Erica Fox’s production of ”Timepiece,” Richard Fielder’s soggy prequel to Richard Paul Evans’ ”The Christmas Box,” unfolds with beautiful colors, buckets of bathos, and eager overacting and cliches that do the meller in. Here’s TV’s reply to overly wrought Christmas sentimentality.
Plot here involves Britisher Mary (attractive Naomi Watts), who, coming to the U.S., gets a secretarial job in a war plant during World War II and marries company owner David Park (Kevin Kilner). He’s nuts about her, and about clocks, and he doesn’t care a whit that she’s pregnant with a dead soldier’s baby. When he does look forlorn long after the birth of Andrea (Mercedes Villamil), he says he’s considering the dreaded day when he’ll have to tell the little tyke he’s not her real pops.
Never mind that, now. Clock repairer Lawrence (James Earl Jones), who saved David’s father’s life on the battlefield in World War I, is his best friend. It’s Lawrence who introduces the title’s timepiece — a lady’s watch — to David.
Taking place post-WW II in the South, Fielder’s teleplay has Lawrence irk a pair of white thugs. When they turn on the black man and murder’s done, David, through force of circumstance, has only one thing to do: Stand up for Lawrence in a murder trial. Inexplicably, the killer goes free.
Director Marcus Cole and scripter Fielder pour maudlin action over mawkishness, but Naomi Watts valiantly plays through as the loving Mary. Her restraint is not only admirable, it’s British. Kevin Kilner’s David is earnestly one-dimensional, while James Earl Jones’ Lawrence, apparently the only black in town, plies the period piece with commendable warmth and dignity.
Ellen Burstyn is Maud, an endearing, wealthy woman with ”a bad ticker,” as her father used to say. She’s actually required to say that, and does so charmingly. Scott Simpson’s her no-good nephew Everett, and Jonathan Tabler puts in a strong bid as his rotten pal Cal Avery, a name barely mentioned but important later in the game. Mercedes Villamil does a splendid job as the slightly spoiled little girl Andrea, who, too, doesn’t stick around.
An effective cemetery scene at the end of the telefilm should dampen a Kleenex or two, but the pic as a whole plays like snippets from vidpix, miniseries and features set in the 1940s.
A USO benefit party hosted by a blatant local snob (Hadley Eure, in a flagrant demo of overkill) features only one discernible GI uniform; during wartime, service folks don’t wear civvies. The WW II era, except for cursory references and a few posters, is barely acknowledged, though Kevin’s seen frowning over graphs and charts in an effort to push wartime production.
Richard Thomas, holdover from last season’s ”The Christmas Box,” appears briefly as author Richard Evans, who presents that heirloom watch to his daughter Jenna (the fair Jennifer Tighe) in an unnecessary preface to the vidpic. He then wisely ducks out.

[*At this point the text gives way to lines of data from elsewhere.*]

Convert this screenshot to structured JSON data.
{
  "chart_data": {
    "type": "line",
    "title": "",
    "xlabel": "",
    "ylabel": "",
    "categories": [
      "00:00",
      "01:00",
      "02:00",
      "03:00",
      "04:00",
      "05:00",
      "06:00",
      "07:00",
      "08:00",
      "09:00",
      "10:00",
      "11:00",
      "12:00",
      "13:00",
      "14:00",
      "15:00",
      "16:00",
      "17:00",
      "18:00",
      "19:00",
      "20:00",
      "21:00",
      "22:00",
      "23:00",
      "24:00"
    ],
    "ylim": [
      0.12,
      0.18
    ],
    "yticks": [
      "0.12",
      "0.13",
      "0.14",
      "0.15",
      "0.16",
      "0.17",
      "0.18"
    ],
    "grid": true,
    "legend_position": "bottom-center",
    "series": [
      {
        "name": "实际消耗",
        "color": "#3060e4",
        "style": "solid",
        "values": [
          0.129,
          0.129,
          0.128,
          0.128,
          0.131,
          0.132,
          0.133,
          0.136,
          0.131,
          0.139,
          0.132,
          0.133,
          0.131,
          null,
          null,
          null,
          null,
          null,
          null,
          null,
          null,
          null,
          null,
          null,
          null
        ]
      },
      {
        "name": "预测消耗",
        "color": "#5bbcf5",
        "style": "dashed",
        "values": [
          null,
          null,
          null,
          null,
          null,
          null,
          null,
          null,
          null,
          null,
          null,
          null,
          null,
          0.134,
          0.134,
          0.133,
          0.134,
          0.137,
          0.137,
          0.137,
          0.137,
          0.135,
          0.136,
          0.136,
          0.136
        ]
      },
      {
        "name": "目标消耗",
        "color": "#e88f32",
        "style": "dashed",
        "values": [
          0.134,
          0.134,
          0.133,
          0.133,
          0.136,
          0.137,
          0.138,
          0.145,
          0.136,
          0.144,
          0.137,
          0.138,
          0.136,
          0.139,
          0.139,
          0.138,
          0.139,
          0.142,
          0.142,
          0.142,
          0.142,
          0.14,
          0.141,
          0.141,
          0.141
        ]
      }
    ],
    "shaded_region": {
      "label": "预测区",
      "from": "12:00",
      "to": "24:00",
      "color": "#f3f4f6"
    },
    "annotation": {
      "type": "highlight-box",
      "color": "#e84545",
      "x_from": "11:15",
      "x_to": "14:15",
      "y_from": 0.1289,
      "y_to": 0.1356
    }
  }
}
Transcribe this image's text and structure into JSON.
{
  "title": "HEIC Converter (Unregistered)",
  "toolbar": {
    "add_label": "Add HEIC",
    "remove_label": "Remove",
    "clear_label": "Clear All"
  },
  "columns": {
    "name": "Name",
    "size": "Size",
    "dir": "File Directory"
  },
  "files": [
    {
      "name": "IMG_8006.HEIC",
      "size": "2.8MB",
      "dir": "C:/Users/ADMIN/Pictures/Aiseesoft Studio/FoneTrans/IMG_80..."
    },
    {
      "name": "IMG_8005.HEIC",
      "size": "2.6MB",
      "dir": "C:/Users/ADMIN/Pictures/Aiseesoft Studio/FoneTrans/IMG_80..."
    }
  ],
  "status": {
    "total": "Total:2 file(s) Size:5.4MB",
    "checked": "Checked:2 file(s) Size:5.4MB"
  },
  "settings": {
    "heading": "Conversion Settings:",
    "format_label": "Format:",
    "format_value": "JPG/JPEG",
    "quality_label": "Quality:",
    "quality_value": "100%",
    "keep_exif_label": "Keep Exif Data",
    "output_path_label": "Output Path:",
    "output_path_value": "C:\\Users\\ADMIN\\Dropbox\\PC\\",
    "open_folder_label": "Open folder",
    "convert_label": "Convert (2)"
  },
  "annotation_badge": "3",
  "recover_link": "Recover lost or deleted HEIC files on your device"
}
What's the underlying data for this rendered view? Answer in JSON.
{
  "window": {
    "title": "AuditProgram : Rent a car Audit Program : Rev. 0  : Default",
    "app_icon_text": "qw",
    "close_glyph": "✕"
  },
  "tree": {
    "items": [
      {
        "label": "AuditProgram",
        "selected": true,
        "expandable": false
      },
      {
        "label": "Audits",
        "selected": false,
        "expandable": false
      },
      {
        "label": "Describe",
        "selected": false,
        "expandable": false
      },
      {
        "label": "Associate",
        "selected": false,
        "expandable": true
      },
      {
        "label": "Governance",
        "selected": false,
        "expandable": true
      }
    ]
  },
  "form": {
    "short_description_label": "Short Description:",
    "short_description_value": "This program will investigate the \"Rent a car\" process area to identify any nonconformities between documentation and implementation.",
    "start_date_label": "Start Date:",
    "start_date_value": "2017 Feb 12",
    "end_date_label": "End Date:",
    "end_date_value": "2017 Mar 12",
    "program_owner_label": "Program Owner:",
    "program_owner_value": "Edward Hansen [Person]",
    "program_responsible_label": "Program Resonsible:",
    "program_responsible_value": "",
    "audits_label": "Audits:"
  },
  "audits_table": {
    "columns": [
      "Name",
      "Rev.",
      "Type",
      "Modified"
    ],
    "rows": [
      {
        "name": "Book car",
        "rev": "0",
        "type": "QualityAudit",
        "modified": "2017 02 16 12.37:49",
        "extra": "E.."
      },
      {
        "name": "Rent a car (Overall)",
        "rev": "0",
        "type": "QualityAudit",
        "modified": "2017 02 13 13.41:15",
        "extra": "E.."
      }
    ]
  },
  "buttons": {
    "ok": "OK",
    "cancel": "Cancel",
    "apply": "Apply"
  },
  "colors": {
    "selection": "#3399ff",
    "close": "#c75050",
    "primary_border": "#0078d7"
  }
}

Camerawork by John Newby is lush, and designer Michael Paul Clausen did a good job of scouting Wilmington, N.C., of catching the period’s interiors, and of establishing strong visuals. Janet Bartels-Vandergriff’s editing is pro.
Telefilm plays to the balcony. Impressionable teenagers, gulping down the manipulative, heart-on-its-sleeve ”Timepiece,” will revel in the attempt at romanticism. ‘Tis the season to push schmaltz, and this one’s a sure winner.